Physics Teacher, v46 n6 p365-368 Sep 2008
Since Robert Millikan discovered the quantization of electric charge and measured its fundamental value over 90 years ago, his oil-drop experiment has become essential in physics laboratory classes at both the high school and college level. As physics instructors, however, many of us have used the traditional setup and experienced the tedium of collecting data and the frustration of students who obtain disappointing results for the charges on individual oil drops after two or three hours of hard work. Some novel approaches have been developed to make the data collection easier and more accurate. One method is to attach a CCD (charge coupled device) camera to the microscope of the traditional setup. Through the CCD camera, the motion of an oil drop can be displayed on a TV monitor and/or on a computer. This allows several students to view the image of a droplet simultaneously instead of taking turns squinting through the tiny microscope eyepiece on the traditional setup. Furthermore, the motion of an oil drop can be captured and analyzed using software such as VideoPoint, which enhances the accuracy of the measurement of the charge on each oil drop. While these innovative methods improve the convenience and efficiency with which data can be collected, an instructor has to invest a considerable amount of money and time so as to adapt the new techniques to his or her own classroom. In this paper, we will report on the QuickTime movies we made, which can be used to analyze the motions of 16 selected oil drops. These digital videos are available on the web for teachers to download and use with their own students. We will also share the procedure for analyzing the videos using Logger Pro, as well as our results for the charges on the oil drops and some pedagogical aspects of using the movies with students.

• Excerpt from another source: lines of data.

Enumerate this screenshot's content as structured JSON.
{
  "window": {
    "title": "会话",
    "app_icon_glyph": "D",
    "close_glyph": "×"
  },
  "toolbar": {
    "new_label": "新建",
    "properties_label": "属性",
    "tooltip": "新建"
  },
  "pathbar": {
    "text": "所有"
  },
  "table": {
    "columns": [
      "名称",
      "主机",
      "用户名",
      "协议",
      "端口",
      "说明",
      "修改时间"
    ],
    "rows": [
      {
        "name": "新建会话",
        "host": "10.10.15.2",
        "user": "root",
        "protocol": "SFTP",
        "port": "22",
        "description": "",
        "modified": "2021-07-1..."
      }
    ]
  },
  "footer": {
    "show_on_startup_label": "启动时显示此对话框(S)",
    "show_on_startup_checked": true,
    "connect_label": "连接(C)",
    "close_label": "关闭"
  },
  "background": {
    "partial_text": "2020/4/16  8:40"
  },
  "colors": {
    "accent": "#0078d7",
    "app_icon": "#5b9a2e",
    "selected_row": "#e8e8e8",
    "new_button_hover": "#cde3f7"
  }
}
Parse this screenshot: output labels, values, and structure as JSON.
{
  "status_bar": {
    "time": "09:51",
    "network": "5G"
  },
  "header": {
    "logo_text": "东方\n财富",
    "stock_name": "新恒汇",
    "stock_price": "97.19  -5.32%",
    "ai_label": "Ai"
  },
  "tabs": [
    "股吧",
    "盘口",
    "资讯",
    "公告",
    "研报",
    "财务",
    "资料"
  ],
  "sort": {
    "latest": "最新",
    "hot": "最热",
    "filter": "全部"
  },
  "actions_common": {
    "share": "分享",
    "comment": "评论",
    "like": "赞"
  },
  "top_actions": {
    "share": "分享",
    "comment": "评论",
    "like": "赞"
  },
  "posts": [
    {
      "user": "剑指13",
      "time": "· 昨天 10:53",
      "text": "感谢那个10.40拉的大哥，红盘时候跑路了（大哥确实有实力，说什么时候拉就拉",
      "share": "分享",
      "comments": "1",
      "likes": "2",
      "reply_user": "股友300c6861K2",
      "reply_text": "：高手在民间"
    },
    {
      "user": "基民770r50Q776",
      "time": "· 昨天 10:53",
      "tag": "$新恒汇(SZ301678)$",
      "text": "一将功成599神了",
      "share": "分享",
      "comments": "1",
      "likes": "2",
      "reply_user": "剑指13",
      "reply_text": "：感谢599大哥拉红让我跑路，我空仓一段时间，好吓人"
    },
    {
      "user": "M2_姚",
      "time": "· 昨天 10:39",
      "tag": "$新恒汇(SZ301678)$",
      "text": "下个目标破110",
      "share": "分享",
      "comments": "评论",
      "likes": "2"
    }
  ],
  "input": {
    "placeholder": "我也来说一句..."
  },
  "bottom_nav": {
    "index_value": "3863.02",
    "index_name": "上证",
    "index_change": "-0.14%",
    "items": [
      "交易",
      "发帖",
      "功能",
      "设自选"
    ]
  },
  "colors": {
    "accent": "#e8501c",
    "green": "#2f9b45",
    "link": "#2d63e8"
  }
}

American Association of Physics Teachers. One Physics Ellipse, College Park, MD 20740. Tel: 301-209-3300; Fax: 301-209-0845; e-mail: pubs@aapt.org; Web site: http://scitation.aip.org/tpt
Publication Type: Journal Articles; Reports - Descriptive
Education Level: High Schools; Higher Education
Audience: N/A
Language: English
Sponsor: N/A
Authoring Institution: N/A